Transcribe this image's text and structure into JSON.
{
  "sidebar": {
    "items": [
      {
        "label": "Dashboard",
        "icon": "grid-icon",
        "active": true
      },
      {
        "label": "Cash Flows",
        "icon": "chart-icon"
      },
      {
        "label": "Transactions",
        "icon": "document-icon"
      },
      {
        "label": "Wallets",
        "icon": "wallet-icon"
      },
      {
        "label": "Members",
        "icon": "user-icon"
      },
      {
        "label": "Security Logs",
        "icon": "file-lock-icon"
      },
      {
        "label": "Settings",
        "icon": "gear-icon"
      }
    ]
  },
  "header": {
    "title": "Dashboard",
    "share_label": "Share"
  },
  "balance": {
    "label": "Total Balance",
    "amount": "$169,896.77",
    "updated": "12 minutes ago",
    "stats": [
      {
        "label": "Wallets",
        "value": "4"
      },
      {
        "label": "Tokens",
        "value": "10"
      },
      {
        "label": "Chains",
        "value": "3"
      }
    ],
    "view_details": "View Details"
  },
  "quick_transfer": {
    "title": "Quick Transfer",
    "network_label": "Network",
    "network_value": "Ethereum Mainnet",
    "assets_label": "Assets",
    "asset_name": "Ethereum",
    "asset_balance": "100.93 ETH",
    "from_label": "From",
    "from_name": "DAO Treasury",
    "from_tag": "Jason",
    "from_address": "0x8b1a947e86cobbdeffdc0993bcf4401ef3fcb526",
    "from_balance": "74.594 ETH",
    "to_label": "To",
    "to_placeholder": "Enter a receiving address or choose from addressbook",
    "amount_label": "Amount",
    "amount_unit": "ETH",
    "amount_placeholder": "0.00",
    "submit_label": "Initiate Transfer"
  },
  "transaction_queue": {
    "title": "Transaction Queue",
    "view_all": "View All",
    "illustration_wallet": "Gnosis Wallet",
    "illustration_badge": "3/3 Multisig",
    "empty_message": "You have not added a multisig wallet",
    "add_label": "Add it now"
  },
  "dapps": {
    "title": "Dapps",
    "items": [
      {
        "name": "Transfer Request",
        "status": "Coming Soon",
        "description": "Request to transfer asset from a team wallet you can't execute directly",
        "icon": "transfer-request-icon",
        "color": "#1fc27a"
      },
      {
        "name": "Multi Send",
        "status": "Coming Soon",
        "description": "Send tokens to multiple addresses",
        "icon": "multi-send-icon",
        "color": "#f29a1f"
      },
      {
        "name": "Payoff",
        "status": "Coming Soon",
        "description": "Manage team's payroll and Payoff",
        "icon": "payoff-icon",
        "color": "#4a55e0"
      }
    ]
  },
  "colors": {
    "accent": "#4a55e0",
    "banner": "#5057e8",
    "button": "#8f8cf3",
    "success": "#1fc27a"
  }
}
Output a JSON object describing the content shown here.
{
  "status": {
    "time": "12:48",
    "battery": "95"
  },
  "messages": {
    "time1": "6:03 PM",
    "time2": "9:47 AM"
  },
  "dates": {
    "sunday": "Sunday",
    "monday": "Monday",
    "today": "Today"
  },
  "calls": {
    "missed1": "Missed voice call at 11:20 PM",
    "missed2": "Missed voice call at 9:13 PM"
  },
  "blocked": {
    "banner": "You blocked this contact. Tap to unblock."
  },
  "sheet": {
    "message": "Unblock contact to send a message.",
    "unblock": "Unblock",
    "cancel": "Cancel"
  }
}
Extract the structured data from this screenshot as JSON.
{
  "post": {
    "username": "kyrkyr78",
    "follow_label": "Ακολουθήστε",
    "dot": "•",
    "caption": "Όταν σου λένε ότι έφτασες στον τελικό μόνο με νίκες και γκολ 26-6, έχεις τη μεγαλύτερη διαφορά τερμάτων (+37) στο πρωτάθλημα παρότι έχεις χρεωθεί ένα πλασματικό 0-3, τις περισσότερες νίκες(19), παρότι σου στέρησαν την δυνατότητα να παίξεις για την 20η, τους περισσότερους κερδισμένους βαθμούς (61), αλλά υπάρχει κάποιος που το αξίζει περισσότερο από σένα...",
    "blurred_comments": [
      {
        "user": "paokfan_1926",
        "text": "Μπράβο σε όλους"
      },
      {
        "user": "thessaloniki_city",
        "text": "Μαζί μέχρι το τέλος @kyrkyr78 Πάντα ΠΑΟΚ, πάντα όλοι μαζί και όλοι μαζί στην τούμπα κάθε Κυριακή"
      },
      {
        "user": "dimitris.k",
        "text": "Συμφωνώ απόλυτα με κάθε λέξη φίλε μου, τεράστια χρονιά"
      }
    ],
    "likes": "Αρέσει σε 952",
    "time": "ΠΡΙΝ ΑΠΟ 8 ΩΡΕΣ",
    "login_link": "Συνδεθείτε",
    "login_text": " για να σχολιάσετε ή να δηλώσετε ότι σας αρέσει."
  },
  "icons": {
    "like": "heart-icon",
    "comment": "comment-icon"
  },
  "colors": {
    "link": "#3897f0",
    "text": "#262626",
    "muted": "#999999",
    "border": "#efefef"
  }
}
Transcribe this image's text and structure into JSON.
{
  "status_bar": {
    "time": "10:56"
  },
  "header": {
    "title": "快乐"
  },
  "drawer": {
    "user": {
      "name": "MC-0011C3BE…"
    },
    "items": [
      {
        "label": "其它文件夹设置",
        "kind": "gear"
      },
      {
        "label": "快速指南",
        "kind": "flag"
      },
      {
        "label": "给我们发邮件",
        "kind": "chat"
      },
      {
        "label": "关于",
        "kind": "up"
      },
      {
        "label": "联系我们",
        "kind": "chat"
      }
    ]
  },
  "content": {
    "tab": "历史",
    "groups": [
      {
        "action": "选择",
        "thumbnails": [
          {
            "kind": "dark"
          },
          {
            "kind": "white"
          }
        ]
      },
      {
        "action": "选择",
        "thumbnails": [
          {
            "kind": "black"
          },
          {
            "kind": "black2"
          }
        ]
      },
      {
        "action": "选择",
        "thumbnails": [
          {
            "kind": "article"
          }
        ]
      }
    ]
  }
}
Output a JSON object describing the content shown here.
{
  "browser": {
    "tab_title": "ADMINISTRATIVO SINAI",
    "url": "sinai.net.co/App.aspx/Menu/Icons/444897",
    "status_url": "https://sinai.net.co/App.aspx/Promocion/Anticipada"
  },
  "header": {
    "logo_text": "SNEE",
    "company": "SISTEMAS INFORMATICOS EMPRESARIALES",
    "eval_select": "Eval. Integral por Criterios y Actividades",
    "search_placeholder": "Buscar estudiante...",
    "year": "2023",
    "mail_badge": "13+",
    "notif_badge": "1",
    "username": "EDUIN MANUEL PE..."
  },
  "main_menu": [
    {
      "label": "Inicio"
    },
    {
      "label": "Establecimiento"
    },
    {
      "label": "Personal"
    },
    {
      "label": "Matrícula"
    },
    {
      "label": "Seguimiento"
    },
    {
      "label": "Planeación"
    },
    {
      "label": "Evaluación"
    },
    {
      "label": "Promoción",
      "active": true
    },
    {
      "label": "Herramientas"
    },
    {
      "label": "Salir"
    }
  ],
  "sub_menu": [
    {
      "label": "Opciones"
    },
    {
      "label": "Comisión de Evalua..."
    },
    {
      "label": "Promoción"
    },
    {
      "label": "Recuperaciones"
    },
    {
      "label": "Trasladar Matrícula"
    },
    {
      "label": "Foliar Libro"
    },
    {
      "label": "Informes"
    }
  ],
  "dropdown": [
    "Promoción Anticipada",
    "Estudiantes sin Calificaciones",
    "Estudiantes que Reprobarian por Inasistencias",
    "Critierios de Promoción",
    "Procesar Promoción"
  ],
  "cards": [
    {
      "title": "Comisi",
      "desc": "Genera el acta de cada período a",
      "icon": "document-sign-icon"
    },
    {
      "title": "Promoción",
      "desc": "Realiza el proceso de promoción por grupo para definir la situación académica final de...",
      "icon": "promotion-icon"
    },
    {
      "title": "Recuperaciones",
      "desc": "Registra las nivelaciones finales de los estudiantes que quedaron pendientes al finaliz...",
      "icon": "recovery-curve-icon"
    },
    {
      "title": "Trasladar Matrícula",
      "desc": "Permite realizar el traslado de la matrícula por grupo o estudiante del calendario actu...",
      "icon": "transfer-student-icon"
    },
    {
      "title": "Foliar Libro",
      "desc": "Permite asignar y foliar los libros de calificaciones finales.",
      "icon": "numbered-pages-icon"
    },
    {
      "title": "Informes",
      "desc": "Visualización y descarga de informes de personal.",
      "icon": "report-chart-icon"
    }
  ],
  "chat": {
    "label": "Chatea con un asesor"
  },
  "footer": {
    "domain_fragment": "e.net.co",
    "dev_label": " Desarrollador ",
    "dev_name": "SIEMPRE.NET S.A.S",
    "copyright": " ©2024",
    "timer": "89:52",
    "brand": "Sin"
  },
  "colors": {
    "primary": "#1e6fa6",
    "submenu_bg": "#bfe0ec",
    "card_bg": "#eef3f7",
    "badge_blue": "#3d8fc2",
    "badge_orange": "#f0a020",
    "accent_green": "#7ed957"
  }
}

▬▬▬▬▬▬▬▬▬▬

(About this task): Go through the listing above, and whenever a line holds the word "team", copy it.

(Reply):
        "description": "Request to transfer asset from a team wallet you can't execute directly",
        "description": "Manage team's payroll and Payoff",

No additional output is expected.